=== Begin Enclosure ===

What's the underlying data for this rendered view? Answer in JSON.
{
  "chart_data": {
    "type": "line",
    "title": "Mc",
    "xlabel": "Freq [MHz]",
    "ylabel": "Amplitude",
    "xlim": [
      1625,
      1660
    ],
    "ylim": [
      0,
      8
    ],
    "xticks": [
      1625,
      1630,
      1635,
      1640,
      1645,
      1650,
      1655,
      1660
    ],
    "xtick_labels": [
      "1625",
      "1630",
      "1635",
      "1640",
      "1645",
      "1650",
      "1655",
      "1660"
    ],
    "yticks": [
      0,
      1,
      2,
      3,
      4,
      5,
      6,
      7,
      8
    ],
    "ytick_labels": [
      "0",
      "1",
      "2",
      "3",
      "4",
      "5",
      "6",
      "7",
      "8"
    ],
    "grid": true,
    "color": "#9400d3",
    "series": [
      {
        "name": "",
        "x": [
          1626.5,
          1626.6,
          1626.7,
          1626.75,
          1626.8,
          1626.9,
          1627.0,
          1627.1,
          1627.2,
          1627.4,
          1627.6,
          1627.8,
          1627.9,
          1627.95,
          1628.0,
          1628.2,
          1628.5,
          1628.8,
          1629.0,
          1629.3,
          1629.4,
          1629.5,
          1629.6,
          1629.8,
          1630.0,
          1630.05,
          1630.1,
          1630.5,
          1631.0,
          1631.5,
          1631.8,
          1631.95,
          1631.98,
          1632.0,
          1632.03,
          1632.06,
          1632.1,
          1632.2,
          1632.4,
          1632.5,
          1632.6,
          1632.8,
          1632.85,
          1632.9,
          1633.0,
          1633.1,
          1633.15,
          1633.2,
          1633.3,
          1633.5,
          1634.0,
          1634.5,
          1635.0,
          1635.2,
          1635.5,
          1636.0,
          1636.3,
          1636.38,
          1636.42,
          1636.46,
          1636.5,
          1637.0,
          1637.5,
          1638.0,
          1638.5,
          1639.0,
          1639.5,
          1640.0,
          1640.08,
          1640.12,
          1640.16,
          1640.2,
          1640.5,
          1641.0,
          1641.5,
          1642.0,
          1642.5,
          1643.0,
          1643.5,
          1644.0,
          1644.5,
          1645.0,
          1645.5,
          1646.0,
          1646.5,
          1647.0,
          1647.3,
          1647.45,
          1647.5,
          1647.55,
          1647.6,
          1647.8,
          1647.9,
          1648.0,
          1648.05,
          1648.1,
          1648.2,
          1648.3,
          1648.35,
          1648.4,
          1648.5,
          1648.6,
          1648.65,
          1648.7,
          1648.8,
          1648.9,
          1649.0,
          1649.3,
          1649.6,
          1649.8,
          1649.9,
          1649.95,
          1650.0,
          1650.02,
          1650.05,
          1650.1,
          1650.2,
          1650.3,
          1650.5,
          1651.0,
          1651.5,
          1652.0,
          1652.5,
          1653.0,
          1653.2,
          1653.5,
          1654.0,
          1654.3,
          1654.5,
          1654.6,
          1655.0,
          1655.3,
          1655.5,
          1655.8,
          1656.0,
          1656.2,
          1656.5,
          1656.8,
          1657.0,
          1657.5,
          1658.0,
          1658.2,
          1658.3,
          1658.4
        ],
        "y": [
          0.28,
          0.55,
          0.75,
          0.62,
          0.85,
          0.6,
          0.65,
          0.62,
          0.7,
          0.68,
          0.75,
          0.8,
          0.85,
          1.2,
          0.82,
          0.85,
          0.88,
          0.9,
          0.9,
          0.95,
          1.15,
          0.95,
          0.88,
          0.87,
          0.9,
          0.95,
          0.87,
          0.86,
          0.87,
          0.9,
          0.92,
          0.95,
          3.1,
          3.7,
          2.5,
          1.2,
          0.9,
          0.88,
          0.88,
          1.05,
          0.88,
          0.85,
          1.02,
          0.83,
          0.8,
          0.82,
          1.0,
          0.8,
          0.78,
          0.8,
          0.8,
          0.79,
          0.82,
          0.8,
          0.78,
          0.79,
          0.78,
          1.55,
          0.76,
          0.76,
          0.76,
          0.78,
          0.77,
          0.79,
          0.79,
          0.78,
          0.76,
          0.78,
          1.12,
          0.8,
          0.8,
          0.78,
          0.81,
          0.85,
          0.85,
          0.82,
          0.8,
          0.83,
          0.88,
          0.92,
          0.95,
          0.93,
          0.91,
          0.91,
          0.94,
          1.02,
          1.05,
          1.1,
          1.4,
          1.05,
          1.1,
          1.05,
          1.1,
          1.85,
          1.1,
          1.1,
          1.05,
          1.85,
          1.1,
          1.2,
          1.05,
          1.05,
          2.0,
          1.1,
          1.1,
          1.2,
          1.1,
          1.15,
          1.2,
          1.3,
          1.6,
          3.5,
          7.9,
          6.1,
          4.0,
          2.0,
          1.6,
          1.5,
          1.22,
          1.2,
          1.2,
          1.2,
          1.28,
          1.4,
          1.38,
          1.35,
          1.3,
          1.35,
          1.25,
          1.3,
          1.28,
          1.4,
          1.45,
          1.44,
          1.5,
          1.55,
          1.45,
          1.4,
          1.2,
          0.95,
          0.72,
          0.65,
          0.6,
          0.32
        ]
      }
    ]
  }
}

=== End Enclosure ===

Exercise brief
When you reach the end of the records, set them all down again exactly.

Result
What's the underlying data for this rendered view? Answer in JSON.
{
  "chart_data": {
    "type": "line",
    "title": "Mc",
    "xlabel": "Freq [MHz]",
    "ylabel": "Amplitude",
    "xlim": [
      1625,
      1660
    ],
    "ylim": [
      0,
      8
    ],
    "xticks": [
      1625,
      1630,
      1635,
      1640,
      1645,
      1650,
      1655,
      1660
    ],
    "xtick_labels": [
      "1625",
      "1630",
      "1635",
      "1640",
      "1645",
      "1650",
      "1655",
      "1660"
    ],
    "yticks": [
      0,
      1,
      2,
      3,
      4,
      5,
      6,
      7,
      8
    ],
    "ytick_labels": [
      "0",
      "1",
      "2",
      "3",
      "4",
      "5",
      "6",
      "7",
      "8"
    ],
    "grid": true,
    "color": "#9400d3",
    "series": [
      {
        "name": "",
        "x": [
          1626.5,
          1626.6,
          1626.7,
          1626.75,
          1626.8,
          1626.9,
          1627.0,
          1627.1,
          1627.2,
          1627.4,
          1627.6,
          1627.8,
          1627.9,
          1627.95,
          1628.0,
          1628.2,
          1628.5,
          1628.8,
          1629.0,
          1629.3,
          1629.4,
          1629.5,
          1629.6,
          1629.8,
          1630.0,
          1630.05,
          1630.1,
          1630.5,
          1631.0,
          1631.5,
          1631.8,
          1631.95,
          1631.98,
          1632.0,
          1632.03,
          1632.06,
          1632.1,
          1632.2,
          1632.4,
          1632.5,
          1632.6,
          1632.8,
          1632.85,
          1632.9,
          1633.0,
          1633.1,
          1633.15,
          1633.2,
          1633.3,
          1633.5,
          1634.0,
          1634.5,
          1635.0,
          1635.2,
          1635.5,
          1636.0,
          1636.3,
          1636.38,
          1636.42,
          1636.46,
          1636.5,
          1637.0,
          1637.5,
          1638.0,
          1638.5,
          1639.0,
          1639.5,
          1640.0,
          1640.08,
          1640.12,
          1640.16,
          1640.2,
          1640.5,
          1641.0,
          1641.5,
          1642.0,
          1642.5,
          1643.0,
          1643.5,
          1644.0,
          1644.5,
          1645.0,
          1645.5,
          1646.0,
          1646.5,
          1647.0,
          1647.3,
          1647.45,
          1647.5,
          1647.55,
          1647.6,
          1647.8,
          1647.9,
          1648.0,
          1648.05,
          1648.1,
          1648.2,
          1648.3,
          1648.35,
          1648.4,
          1648.5,
          1648.6,
          1648.65,
          1648.7,
          1648.8,
          1648.9,
          1649.0,
          1649.3,
          1649.6,
          1649.8,
          1649.9,
          1649.95,
          1650.0,
          1650.02,
          1650.05,
          1650.1,
          1650.2,
          1650.3,
          1650.5,
          1651.0,
          1651.5,
          1652.0,
          1652.5,
          1653.0,
          1653.2,
          1653.5,
          1654.0,
          1654.3,
          1654.5,
          1654.6,
          1655.0,
          1655.3,
          1655.5,
          1655.8,
          1656.0,
          1656.2,
          1656.5,
          1656.8,
          1657.0,
          1657.5,
          1658.0,
          1658.2,
          1658.3,
          1658.4
        ],
        "y": [
          0.28,
          0.55,
          0.75,
          0.62,
          0.85,
          0.6,
          0.65,
          0.62,
          0.7,
          0.68,
          0.75,
          0.8,
          0.85,
          1.2,
          0.82,
          0.85,
          0.88,
          0.9,
          0.9,
          0.95,
          1.15,
          0.95,
          0.88,
          0.87,
          0.9,
          0.95,
          0.87,
          0.86,
          0.87,
          0.9,
          0.92,
          0.95,
          3.1,
          3.7,
          2.5,
          1.2,
          0.9,
          0.88,
          0.88,
          1.05,
          0.88,
          0.85,
          1.02,
          0.83,
          0.8,
          0.82,
          1.0,
          0.8,
          0.78,
          0.8,
          0.8,
          0.79,
          0.82,
          0.8,
          0.78,
          0.79,
          0.78,
          1.55,
          0.76,
          0.76,
          0.76,
          0.78,
          0.77,
          0.79,
          0.79,
          0.78,
          0.76,
          0.78,
          1.12,
          0.8,
          0.8,
          0.78,
          0.81,
          0.85,
          0.85,
          0.82,
          0.8,
          0.83,
          0.88,
          0.92,
          0.95,
          0.93,
          0.91,
          0.91,
          0.94,
          1.02,
          1.05,
          1.1,
          1.4,
          1.05,
          1.1,
          1.05,
          1.1,
          1.85,
          1.1,
          1.1,
          1.05,
          1.85,
          1.1,
          1.2,
          1.05,
          1.05,
          2.0,
          1.1,
          1.1,
          1.2,
          1.1,
          1.15,
          1.2,
          1.3,
          1.6,
          3.5,
          7.9,
          6.1,
          4.0,
          2.0,
          1.6,
          1.5,
          1.22,
          1.2,
          1.2,
          1.2,
          1.28,
          1.4,
          1.38,
          1.35,
          1.3,
          1.35,
          1.25,
          1.3,
          1.28,
          1.4,
          1.45,
          1.44,
          1.5,
          1.55,
          1.45,
          1.4,
          1.2,
          0.95,
          0.72,
          0.65,
          0.6,
          0.32
        ]
      }
    ]
  }
}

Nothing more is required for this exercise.